In contrast, both item-response and Rasch measurement theories estimate the degree to which items related to an underlying construct hierarchically fit on a unidimensional, linear continuum (in this case, the trajectory of recovery). Therefore, patients may be situated along a calibrated linear continuum using fewer items, thereby improving validity and ease of administration. Nevertheless, this approach still requires that the resulting instrument be validated for its intended population and setting.
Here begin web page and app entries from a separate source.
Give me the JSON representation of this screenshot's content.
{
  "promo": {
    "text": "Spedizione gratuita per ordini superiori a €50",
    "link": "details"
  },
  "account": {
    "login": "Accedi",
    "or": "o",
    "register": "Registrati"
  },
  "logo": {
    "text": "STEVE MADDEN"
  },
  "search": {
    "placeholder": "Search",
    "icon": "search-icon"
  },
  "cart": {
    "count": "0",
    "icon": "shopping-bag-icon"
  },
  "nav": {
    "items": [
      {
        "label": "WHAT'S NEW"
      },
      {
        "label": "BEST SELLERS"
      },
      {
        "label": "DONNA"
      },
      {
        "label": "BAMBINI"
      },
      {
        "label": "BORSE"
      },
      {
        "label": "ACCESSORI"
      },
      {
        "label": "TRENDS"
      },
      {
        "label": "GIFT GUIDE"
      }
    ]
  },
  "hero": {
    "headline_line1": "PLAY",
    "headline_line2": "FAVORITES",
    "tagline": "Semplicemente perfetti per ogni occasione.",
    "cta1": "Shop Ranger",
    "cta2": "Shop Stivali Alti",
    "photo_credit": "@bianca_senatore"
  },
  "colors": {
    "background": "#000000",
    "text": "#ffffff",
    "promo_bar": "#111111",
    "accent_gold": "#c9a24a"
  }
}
Another potential roadblock is the confounding between changes related to the operation and those related to the disease. For example, a visual analog scale to assess pain may not be an entirely useful instrument to measure recovery after surgery to address symptoms of pain because how does one specifically measure improvement in pain due to the surgery and differentiate it from the pain from the surgery itself? Also, recovery after oncologic surgery is further complicated by potential changes due to adjuvant therapy. Therefore, we recommend that initial validation of a measure of recovery be performed in a population of asymptomatic or healthy patients undergoing elective surgery, such as laparoscopic donor nephrectomy or colonic resection of asymptomatic polyps found on routine colonoscopic screening. With this method, there should be minimal confounding between surgery-related and disease-related changes given the asymptomatic baseline. Subsequent validation along with the determination of the specific clinically relevant change in other patient cohorts should then be performed.
Finally, we also recommend that future studies be specific as to which part of the continuum of recovery is under study (Table). The exact measures of interest will differ depending on the type of surgery and population under study, but this framework may improve comparability between studies if the timeline of recovery can be standardized.
In summary, “recovery” after surgery is an important outcome that is often measured inaccurately and inconsistently because of the lack of a clear definition. We have divided recovery into three distinct phases along with their relevant outcomes of interests. Furthermore, we argue that the recovery construct should be a patient-centric model that is multidimensional and must include the physical, psychologic, social, and economic domains; should have a comparative standard (either through baseline or population norms); and should conform to the expected trajectory of immediate deterioration, followed by rehabilitation. Any instrument used to measure postoperative recovery must also be related to the intervention or disease process and the immediate postoperative changes, and should be evaluated at time points relevant to the disease or intervention in question. Finally, we propose a research agenda to guide future efforts in this field. An instrument that is fully validated for this construct will be of immense utility as an outcome measure of recovery after surgery.
Impact of socioeconomic factors on in-patient length of stay and their consequences in per case hospital payment systems.
The Steinberg-Bernstein Centre for Minimally Invasive Surgery and Innovation is supported by an unrestricted educational grant from Covidien . L.L. is supported by the Quebec Health Sciences Research Fund (FRQS) and the McGill Surgeon Scientist Program . Neither funding agency was involved in the study design, collection, analysis, interpretation of the data and in the writing of the report.